Cisco CEO John Chambers has warned that he sees little prospect of a realistic European economic recovery in the next few quarters after its EMEA sales dropped 5% in the final quarter of its financial year, with product orders in the UK down 13% and even Germany not proving immune.
“The primary weakness was across all sections of Europe,” Chambers said on the vendor’s year-end conference call, “with most of our customers not foreseeing improvement in the near future.
“We are modelling Europe to be very challenging over several quarters [and] global public spending will also continue to be challenged,” Chambers continued.
The impact of the Eurozone slump was laid bare as even fast-growing emerging markets in EMEA – such as Russia – were unable to offset the core declines.
Despite the grim outlook, Chambers said he also saw a number of growth drivers that would ultimately balance these challenges.
“First, our solid position in commercial accounts and the strength of our channels, which we never should underestimate how key that is for us. Second, cloud and our ability to expand both our products and architectural wins in the datacentre. Third, Cisco’s expanding value with both traditional and new service providers and new partners, especially in growth areas such as cloud, video, mobility, open architecture and hosted UC,” he said.
Indeed, Cisco had much to be cheerful about, with both full-year and fourth quarter sales and profits heading in the right direction.
In the last three months of its fiscal 2012 Cisco made net sales of $11.7bn (£7.45bn) and net profit of $1.9bn, up 4% and 56% respectively on the year-ago quarter.
Full-year sales grew 7% over 2011 to $46.1bn, and full year net income grew 24% to $8bn, Cisco revealed.
Due in part to its cost-cutting drive and an ongoing restructuring programme, the results came in ahead of analyst expectations.

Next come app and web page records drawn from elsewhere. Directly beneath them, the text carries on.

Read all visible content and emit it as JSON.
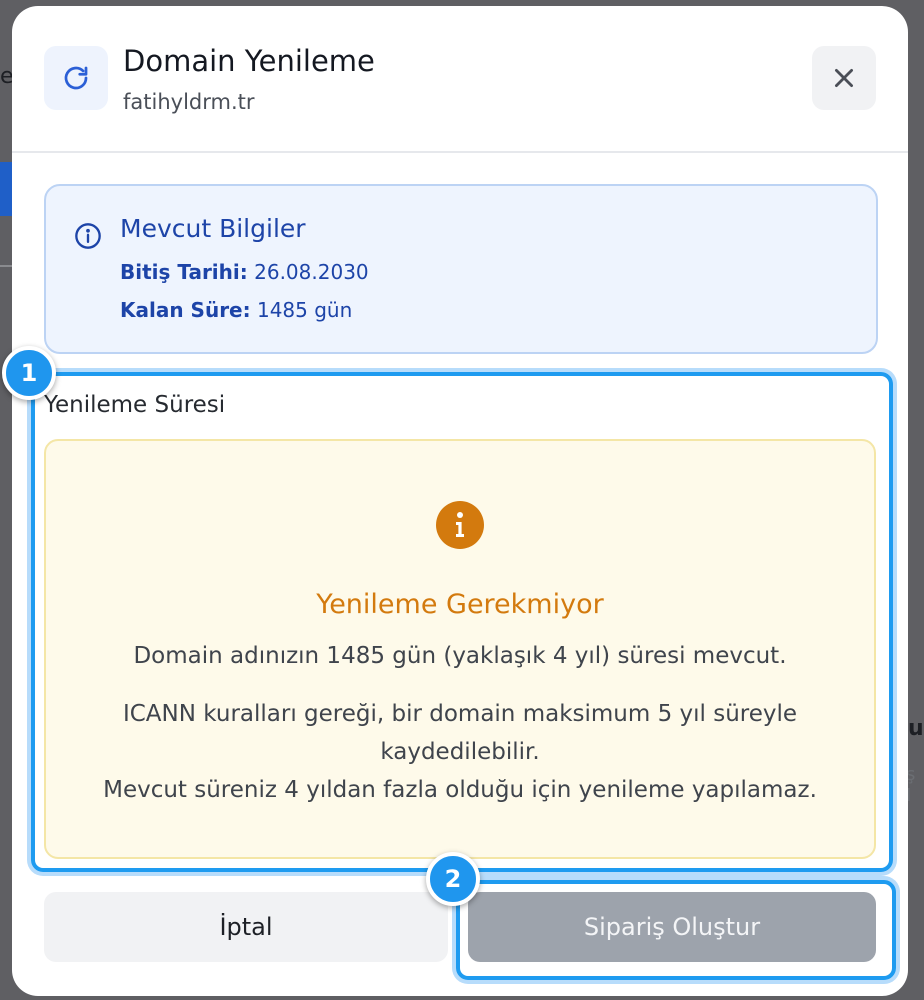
{
  "background": {
    "text_e": "e",
    "text_u": "u",
    "text_s": "ş I",
    "strip_color": "#1f5fc8"
  },
  "modal": {
    "title": "Domain Yenileme",
    "subtitle": "fatihyldrm.tr",
    "header_icon": "refresh-icon",
    "close_icon": "close-icon"
  },
  "current_info": {
    "title": "Mevcut Bilgiler",
    "expiry_label": "Bitiş Tarihi:",
    "expiry_value": "26.08.2030",
    "remaining_label": "Kalan Süre:",
    "remaining_value": "1485 gün",
    "icon": "info-icon",
    "color": "#1d44a8"
  },
  "renewal": {
    "label": "Yenileme Süresi",
    "notice_title": "Yenileme Gerekmiyor",
    "notice_line1": "Domain adınızın 1485 gün (yaklaşık 4 yıl) süresi mevcut.",
    "notice_line2a": "ICANN kuralları gereği, bir domain maksimum 5 yıl süreyle",
    "notice_line2b": "kaydedilebilir.",
    "notice_line3": "Mevcut süreniz 4 yıldan fazla olduğu için yenileme yapılamaz.",
    "icon": "warning-info-icon",
    "accent": "#d37a0e"
  },
  "actions": {
    "cancel_label": "İptal",
    "order_label": "Sipariş Oluştur"
  },
  "badges": {
    "first": "1",
    "second": "2",
    "color": "#1f96ee"
  }
}
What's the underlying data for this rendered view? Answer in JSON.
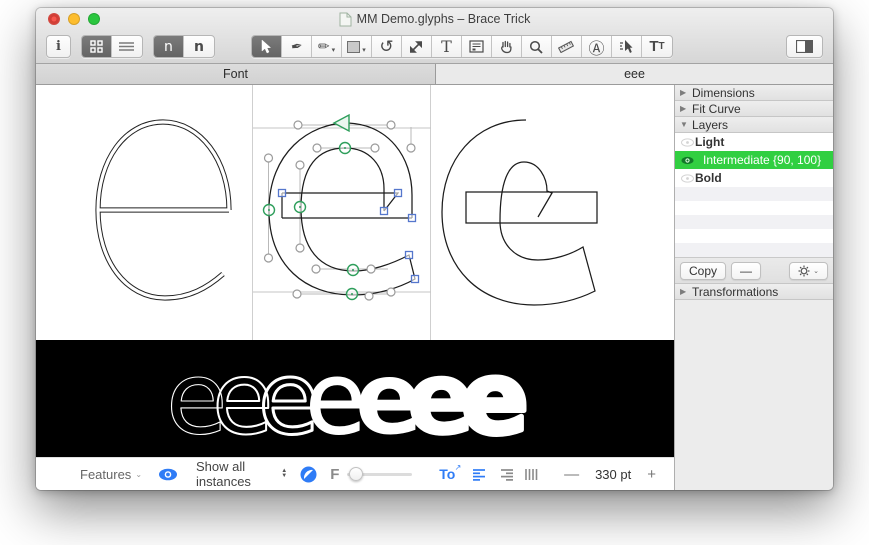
{
  "window": {
    "title": "MM Demo.glyphs – Brace Trick"
  },
  "tabs": [
    {
      "label": "Font"
    },
    {
      "label": "eee"
    }
  ],
  "toolbar": {
    "info_glyph": "i",
    "n_outline_glyph": "n",
    "n_solid_glyph": "n",
    "pen_glyph": "✒",
    "pencil_glyph": "✏",
    "rotate_glyph": "↺",
    "text_glyph": "T",
    "circle_a_glyph": "Ⓐ",
    "tt_glyph": "T",
    "tt_small_glyph": "T"
  },
  "sidebar": {
    "panels": {
      "dimensions": "Dimensions",
      "fit_curve": "Fit Curve",
      "layers": "Layers",
      "transformations": "Transformations"
    },
    "layers": [
      {
        "name": "Light",
        "selected": false
      },
      {
        "name": "Intermediate {90, 100}",
        "selected": true
      },
      {
        "name": "Bold",
        "selected": false
      }
    ],
    "copy_label": "Copy",
    "remove_label": "—"
  },
  "bottom_bar": {
    "features_label": "Features",
    "instances_label": "Show all instances",
    "f_label": "F",
    "kerning_label": "To",
    "zoom_out_label": "—",
    "zoom_value": "330 pt",
    "zoom_in_label": "+"
  },
  "preview": {
    "text": "eeeeeee",
    "glyphs": [
      "e",
      "e",
      "e",
      "e",
      "e",
      "e",
      "e"
    ]
  },
  "icons": {
    "disclosure_collapsed": "▶",
    "disclosure_expanded": "▼",
    "chevron_down": "⌄",
    "stepper_up": "▲",
    "stepper_down": "▼",
    "to_arrow": "↗"
  },
  "colors": {
    "selected_layer_green": "#31cf41",
    "accent_blue": "#2f7cf6",
    "node_green": "#2e9e5b",
    "node_blue": "#5577cc"
  }
}
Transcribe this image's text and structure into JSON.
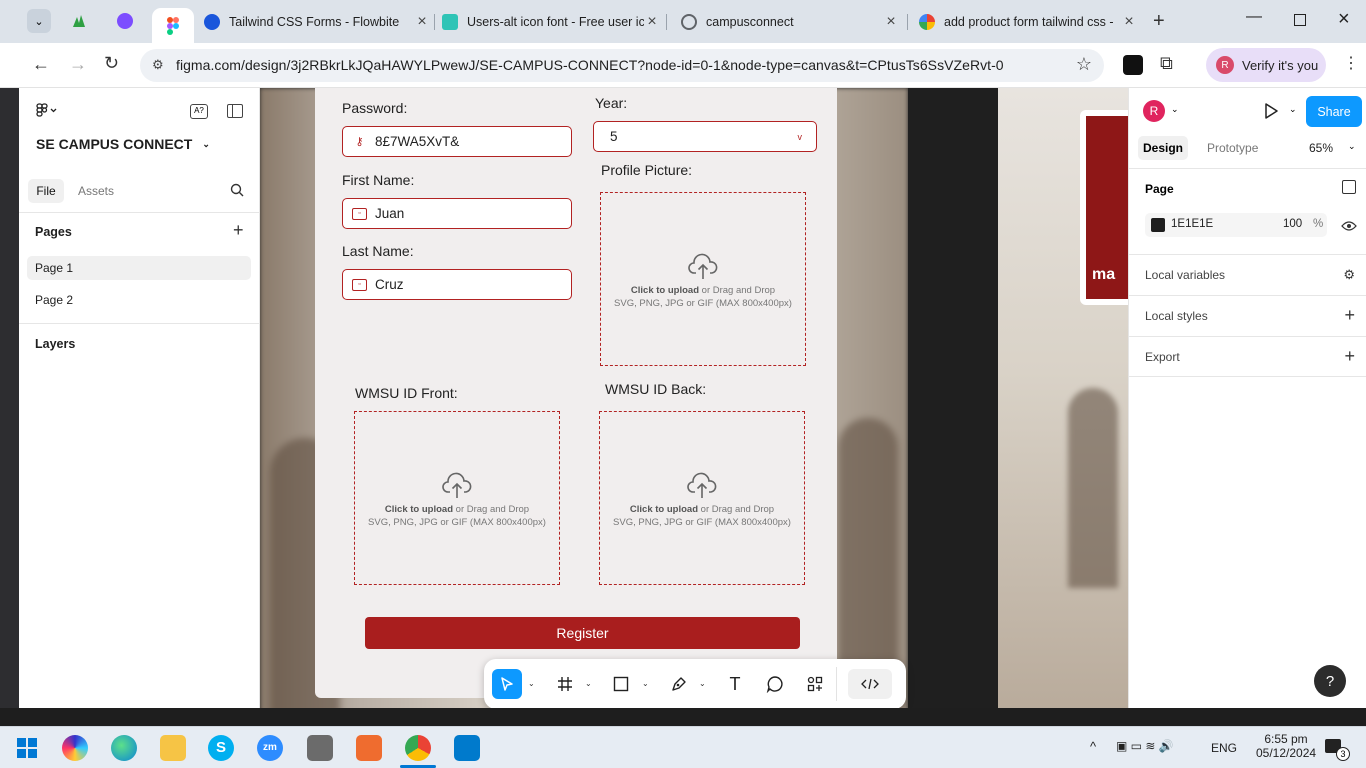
{
  "browser": {
    "tabs": [
      {
        "title": "Tailwind CSS Forms - Flowbite",
        "color": "#1a56db"
      },
      {
        "title": "Users-alt icon font - Free user ic",
        "color": "#2ec4b6"
      },
      {
        "title": "campusconnect",
        "color": "#5f6368"
      },
      {
        "title": "add product form tailwind css -",
        "color": "#4285f4"
      }
    ],
    "url": "figma.com/design/3j2RBkrLkJQaHAWYLPwewJ/SE-CAMPUS-CONNECT?node-id=0-1&node-type=canvas&t=CPtusTs6SsVZeRvt-0",
    "verify_label": "Verify it's you",
    "profile_initial": "R"
  },
  "figma": {
    "project_name": "SE CAMPUS CONNECT",
    "tabs": {
      "file": "File",
      "assets": "Assets"
    },
    "pages_header": "Pages",
    "pages": [
      "Page 1",
      "Page 2"
    ],
    "layers_header": "Layers",
    "right": {
      "avatar": "R",
      "share": "Share",
      "design_tab": "Design",
      "prototype_tab": "Prototype",
      "zoom": "65%",
      "page_header": "Page",
      "bg_color": "1E1E1E",
      "opacity": "100",
      "percent": "%",
      "local_variables": "Local variables",
      "local_styles": "Local styles",
      "export": "Export",
      "help": "?"
    }
  },
  "form": {
    "password_label": "Password:",
    "password_value": "8£7WA5XvT&",
    "year_label": "Year:",
    "year_value": "5",
    "first_name_label": "First Name:",
    "first_name_value": "Juan",
    "last_name_label": "Last Name:",
    "last_name_value": "Cruz",
    "profile_picture_label": "Profile Picture:",
    "id_front_label": "WMSU ID Front:",
    "id_back_label": "WMSU ID Back:",
    "upload_bold": "Click to upload",
    "upload_rest": " or Drag and Drop",
    "upload_formats": "SVG, PNG, JPG or GIF (MAX 800x400px)",
    "register": "Register"
  },
  "system": {
    "time": "6:55 pm",
    "date": "05/12/2024",
    "lang": "ENG",
    "notif": "3"
  }
}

Image credit: Photo courtesy of Camknows/Flickr
Conference call transcript courtesy of Seeking Alpha